NZ: RBNZ Announcement

Wed Mar 09 14:00:00 CST 2016

Consensus Actual Previous
change 0bp -25bp 0bp
Level 2.5% 2.25% 2.5%

The RBNZ did the unexpected and lowered its official cash rate by 25 basis points to 2.25 percent. Analysts had been divided over whether the RBNZ would stand pat or not on this occasion, after it left the door open to further easing following its last policy meeting in January.

Rate decisions from the RBNZ have attracted much attention in recent years. In March 2014 New Zealand became the only developed economy in the world to raise rates since the 2008 financial crisis. Policymakers followed through with three further increases, taking OCR from 2.5 percent to 3.5 percent within the space of five months. But the RBNZ went into reverse in 2015, easing in June, July, September and December.

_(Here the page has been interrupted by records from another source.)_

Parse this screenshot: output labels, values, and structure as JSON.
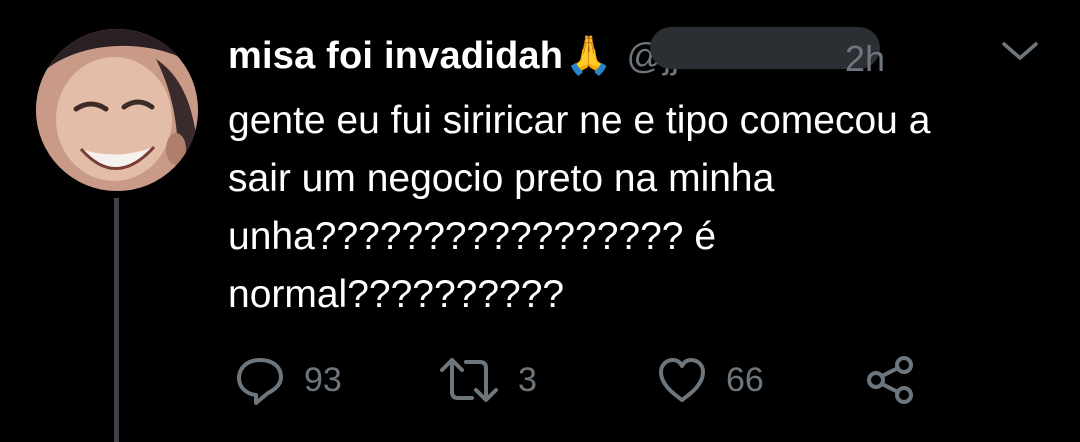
{
  "tweet": {
    "display_name": "misa foi invadidah",
    "emoji": "🙏",
    "handle": "@jjnoot",
    "time": "2h",
    "text": "gente eu fui siriricar ne e tipo comecou a\nsair um negocio preto na minha\nunha????????????????? é\nnormal??????????",
    "avatar_icon": "avatar"
  },
  "actions": {
    "reply": {
      "icon": "reply-icon",
      "count": "93"
    },
    "retweet": {
      "icon": "retweet-icon",
      "count": "3"
    },
    "like": {
      "icon": "like-icon",
      "count": "66"
    },
    "share": {
      "icon": "share-icon"
    }
  },
  "colors": {
    "background": "#000000",
    "text": "#ffffff",
    "muted": "#6e767d",
    "thread_line": "#3d4349"
  }
}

The twin drivers of the New Zealand economy over the past decade have been dairy exports and tourists coming in. But both are facing headwinds. A weaker Aussie dollar, economic slowdown in China and falling dairy prices are all creating pressure. At the same time, economists fret that low interest rates are fueling an unsustainable house price boom in some areas and especially in Christchurch where the rebuilding after the massive earthquakes continues.

The policy guidance paragraph was: "Headline inflation is expected to move higher over 2016, but take longer to reach the target range. Monetary policy will continue to be accommodative. Further policy easing may be required to ensure that future average inflation settles near the middle of the target range. We will continue to watch closely the emerging flow of economic data."

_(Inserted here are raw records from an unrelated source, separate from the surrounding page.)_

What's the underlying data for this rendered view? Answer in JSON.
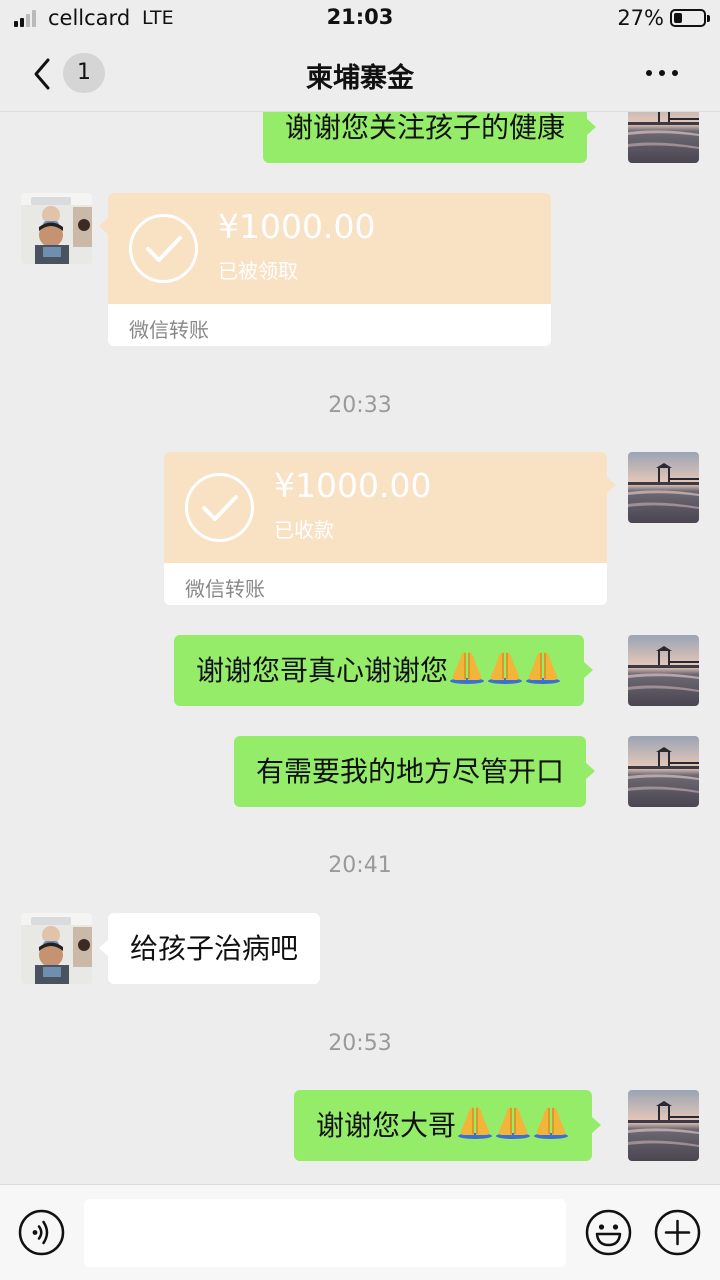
{
  "status_bar": {
    "carrier": "cellcard",
    "network": "LTE",
    "time": "21:03",
    "battery_percent": "27%",
    "battery_level": 0.27
  },
  "nav": {
    "unread_count": "1",
    "title": "柬埔寨金"
  },
  "messages": [
    {
      "type": "text",
      "from": "self",
      "text": "谢谢您关注孩子的健康"
    },
    {
      "type": "transfer",
      "from": "other",
      "amount": "¥1000.00",
      "status": "已被领取",
      "label": "微信转账"
    },
    {
      "type": "time",
      "text": "20:33"
    },
    {
      "type": "transfer",
      "from": "self",
      "amount": "¥1000.00",
      "status": "已收款",
      "label": "微信转账"
    },
    {
      "type": "text",
      "from": "self",
      "text": "谢谢您哥真心谢谢您",
      "emoji": [
        "pray-emoji",
        "pray-emoji",
        "pray-emoji"
      ]
    },
    {
      "type": "text",
      "from": "self",
      "text": "有需要我的地方尽管开口"
    },
    {
      "type": "time",
      "text": "20:41"
    },
    {
      "type": "text",
      "from": "other",
      "text": "给孩子治病吧"
    },
    {
      "type": "time",
      "text": "20:53"
    },
    {
      "type": "text",
      "from": "self",
      "text": "谢谢您大哥",
      "emoji": [
        "pray-emoji",
        "pray-emoji",
        "pray-emoji"
      ]
    }
  ],
  "input": {
    "value": "",
    "placeholder": ""
  },
  "colors": {
    "background": "#ededed",
    "self_bubble": "#95ec69",
    "other_bubble": "#ffffff",
    "transfer_card": "#f9e1c4",
    "timestamp_text": "#9a9a9a"
  },
  "icons": [
    "back-icon",
    "more-icon",
    "check-icon",
    "voice-icon",
    "emoji-icon",
    "add-icon",
    "pray-emoji"
  ]
}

The New Zealand dollar or Kiwi tumbled after the announcement.

Eight times a year, the Reserve Bank of New Zealand meets and decides whether to change or maintain New Zealand's Official Cash Rate. The RBNZ is known for its clarity regarding monetary policy intentions, thus the result is usually foreseen in advance. The decision aligns with the Reserve Bank of New Zealand's monetary policy to spur or slow economic growth or affect the exchange rate.

The RBNZ maintains an inflationary target range of 1 percent to 3 percent and will change rates to keep it within such a range, making rate decisions fairly predictable. Rate changes are significant nonetheless, affecting interest rates in consumer loans, mortgages, and bond rates. Increases or even expectations for rate increases tend to cause the New Zealand Dollar to appreciate, while rate decreases cause the currency to depreciate.

The RBNZ determines interest rate policy at it policy meetings. These meetings occur roughly every six weeks and are one of the most influential events for the markets. Market participants speculate about the possibility of an interest rate change. However, since the Bank is known for its clarity in setting policy, the result is usually built into the markets in advance. The level of interest rates affects the economy. Higher interest rates tend to slow economic activity; lower interest rates stimulate economic activity. Either way, interest rates influence the sales environment. In the consumer sector, few homes or cars will be purchased when interest rates rise. Furthermore, interest rate costs are a significant factor for many businesses, particularly for companies with high debt loads or who have to finance high inventory levels. This interest cost has a direct impact on corporate profits. The bottom line is that higher interest rates are bearish for the financial markets, while lower interest rates are bullish.

Eight times a year.